EC welcomed the provisional agreement between the co-legislators (that is negotiators of European Council and European Parliament) on the European Climate Law. As one of the key elements of the European Green Deal, the European Climate Law enshrines the EU's commitment to reaching climate neutrality by 2050 and the intermediate target of reducing net greenhouse gas emissions by at least 55% by 2030, compared to the 1990 levels. This agreement on the European Climate Law is a key milestone for the von der Leyen Commission, delivering on one of the commitments announced in the President's Political Guidelines in July 2019.
In addition to the 2050 climate-neutrality target, the provisional agreement strengthens the European framework for climate action by introducing the following elements:
- An ambitious 2030 climate target of at least 55% reduction of net emissions as compared to 1990, with clarity on the contribution of emission reductions and removals
- Recognition of the need to enhance the EU's carbon sink through a more ambitious land use, land use change and forestry (LULUCF) regulation, for which EC will make proposals in June 2021
- A process for setting a 2040 climate target, taking into account an indicative greenhouse gas budget for 2030-2050 to be published by EC
- A commitment to negative emissions after 2050
- Establishment of European Scientific Advisory Board on Climate Change, that will provide independent scientific advice
- Stronger provisions on adaptation to climate change
- Strong coherence across Union policies with the climate-neutrality objective
- Commitment to engage with sectors to prepare sector-specific roadmaps charting the path to climate-neutrality in different areas of the economy
EC tabled its proposal for a European Climate Law on March 04, 2020. The provisional political agreement is subject to approval by the Council and Parliament, before going through the formal steps of the adoption procedure. After approval, the European Climate Law will be published in the Official Journal of the Union and will enter into force.
Keywords: Europe, EU, Banking, Insurance, Securities, European Climate Law, European Green Deal, Climate Change Risk, ESG, Low-Carbon Economy, European Council, European Parliament, EC
Previous ArticleMNB Issues Recommendation on Climate and Environmental Risks
The European Commission (EC) published the Delegated Regulation 2021/1527 with regard to the regulatory technical standards for the contractual recognition of write down and conversion powers.
The Australian Prudential Regulation Authority (APRA) published a new set of frequently asked questions (FAQs) to provide guidance to authorized deposit-taking institutions on the interpretation of APS 120, the prudential standard on securitization.
The Single Resolution Board (SRB) published a Communication on the application of regulatory technical standard provisions on prior permission for reducing eligible liabilities instruments as of January 01, 2022.
The Australian Prudential Regulation Authority (APRA) published a new set of frequently asked questions (FAQs) to clarify the regulatory capital treatment of investments in the overseas deposit-taking and insurance subsidiaries.

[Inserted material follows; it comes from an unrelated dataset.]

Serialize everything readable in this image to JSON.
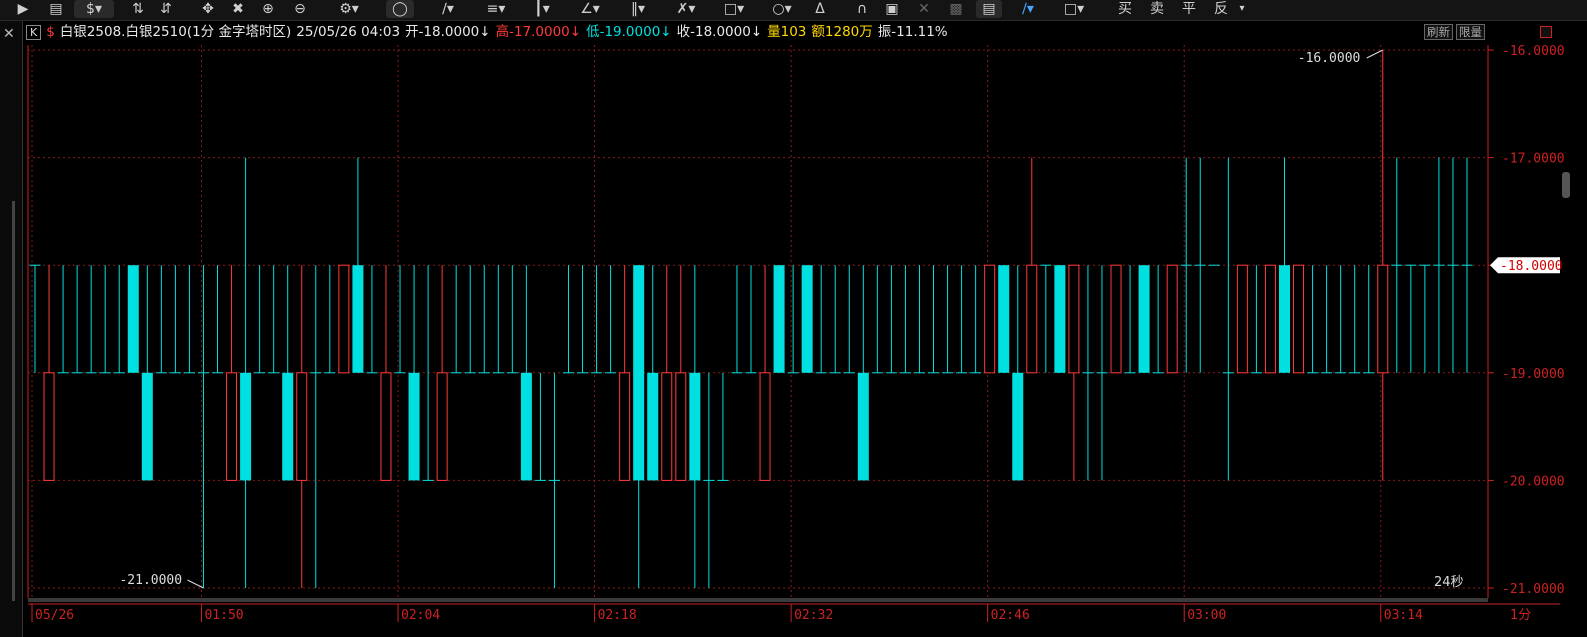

The European Banking Authority (EBA) published the final report on the guidelines specifying the criteria to assess the exceptional cases when institutions exceed the large exposure limits and the time and measures needed for institutions to return to compliance.
The Prudential Regulation Authority (PRA) issued the policy statement PS20/21, which contains final rules for the application of existing consolidated prudential requirements to financial holding companies and mixed financial holding companies.
The European Banking Authority (EBA) revised the guidelines on stress tests to be conducted by the national deposit guarantee schemes under the Deposit Guarantee Schemes Directive (DGSD).
The European Commission (EC) announced that Nordea Bank has signed a guarantee agreement with the European Investment Bank (EIB) Group to support the sustainable transformation of businesses in the Nordics.
The Hong Kong Monetary Authority (HKMA) issued a circular, for all authorized institutions, to confirm its support of an information note that sets out various options available in the loan market for replacing USD LIBOR with the Secured Overnight Financing Rate (SOFR).
The Office of the Comptroller of the Currency (OCC) issued a new "Problem Bank Supervision" booklet of the Comptroller's Handbook. The booklet covers information on timely identification and rehabilitation of problem banks and their advanced supervision, enforcement, and resolution when conditions warrant.